Living & Growing: Stronger families, stronger communities

By Joab Cano Are you enjoying your family gatherings this holiday season?

A cuddle-puddle of kittens nestles at Juneau Animal Rescue, which recently received a large legacy gift from a Juneau resident. (Michael S. Lockett / Juneau Empire)
Juneau resident leaves one last gift for local nonprofits

The gift will help support organizations who made possible what she loved doing in life.

Dana Zigmund / Juneau Empire 
Owen Rumsey and Pacific Ricke, both Juneau-Douglas High School: Yadaa.at Kalé freshmen, move a Christmas tree during the swimming and diving team’s annual tree and wreath sale. The JDHS and Thunder Mountain High School swim and dive teams are selling Christmas trees and wreaths. Trees start at $50 and wreaths are $40, delivery is offered for $25. The sale will be open every evening but with different hours on weekends. Weekdays, the sale will be open from 5-7 p.m. and 10 a.m.-5 p.m. on weekends. Online ordering is available at jdswimdive.org.
PHOTOS: Diving into holiday decorating

Swimmers and divers sell trees and wreaths

teaser
Living & Growing: Thankful for a community that exceeds expectations

I’m so grateful that I live in Juneau and that you are my neighbors.
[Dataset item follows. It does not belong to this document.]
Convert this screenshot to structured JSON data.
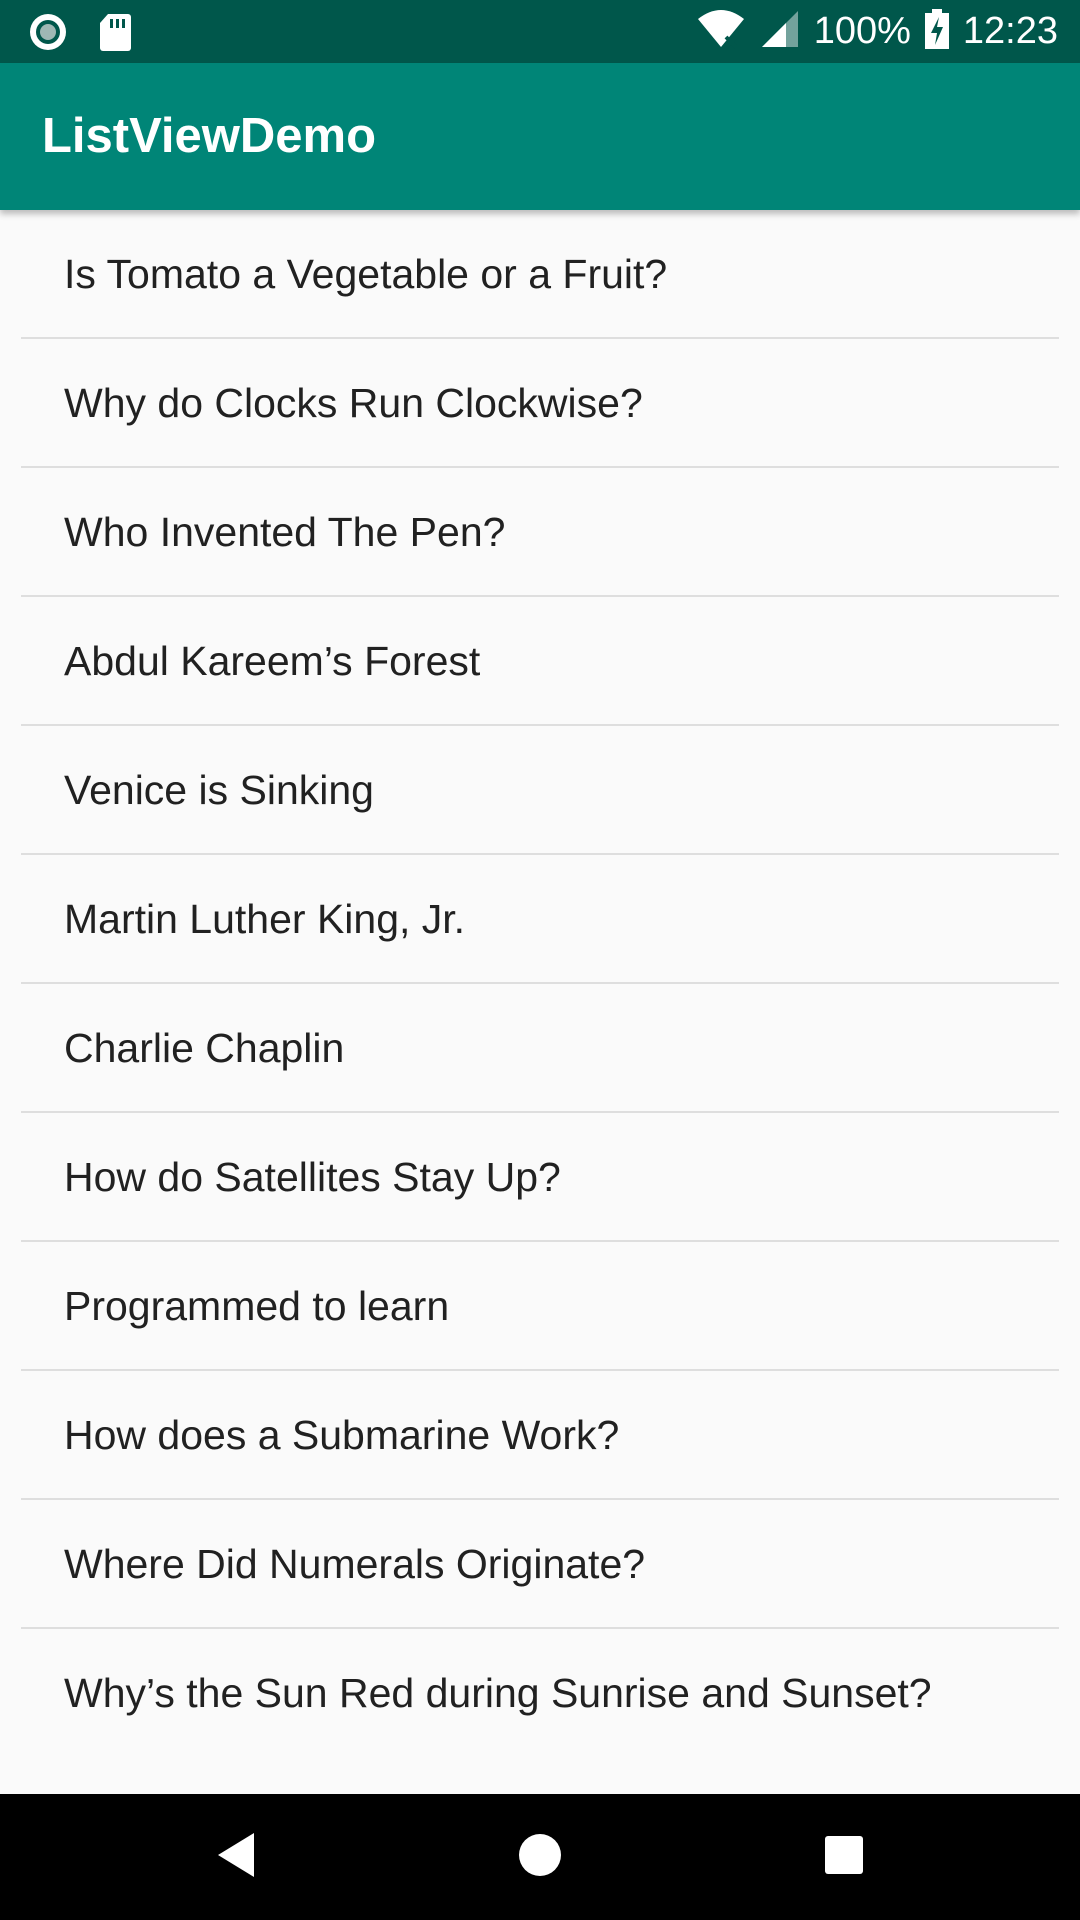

t
Living & Growing: Give thanks to the lord

By Dan Wiese Thanksgiving is right around the corner. Plans are being… Continue reading

Thx
Thank you letters for the week of Nov. 14, 2021

Thank you, merci, danke, gracias, gunalchéesh.

Teaser
Living & Growing: Thanksgiving — atruly American holiday

By the Rev. Tim Harrison Thanksgiving is almost upon us. It is… Continue reading

Haines-based author and Alaska’s current writer laureate will be at Hearthside Books Nugget Mall location on Sunday, Nov. 7, to read from her latest book “Of Bears and Ballots: An Alaskan Adventure in Small-Town Politics.”
Heather Lende, Haines writer, to read from latest book in Juneau

Alaska’s writer laureate reflects on ‘difficult’ writing.

(Courtesy Photo / Ralph “Ravi” Kayden, Unsplash)
Gimme a Smile: Trick or treat, anyone?

Gotta love a Halloween party.

Teaser
Living & Growing: The power of symbols

In an era when emojis can form a complete sentence, symbols are more powerful than ever.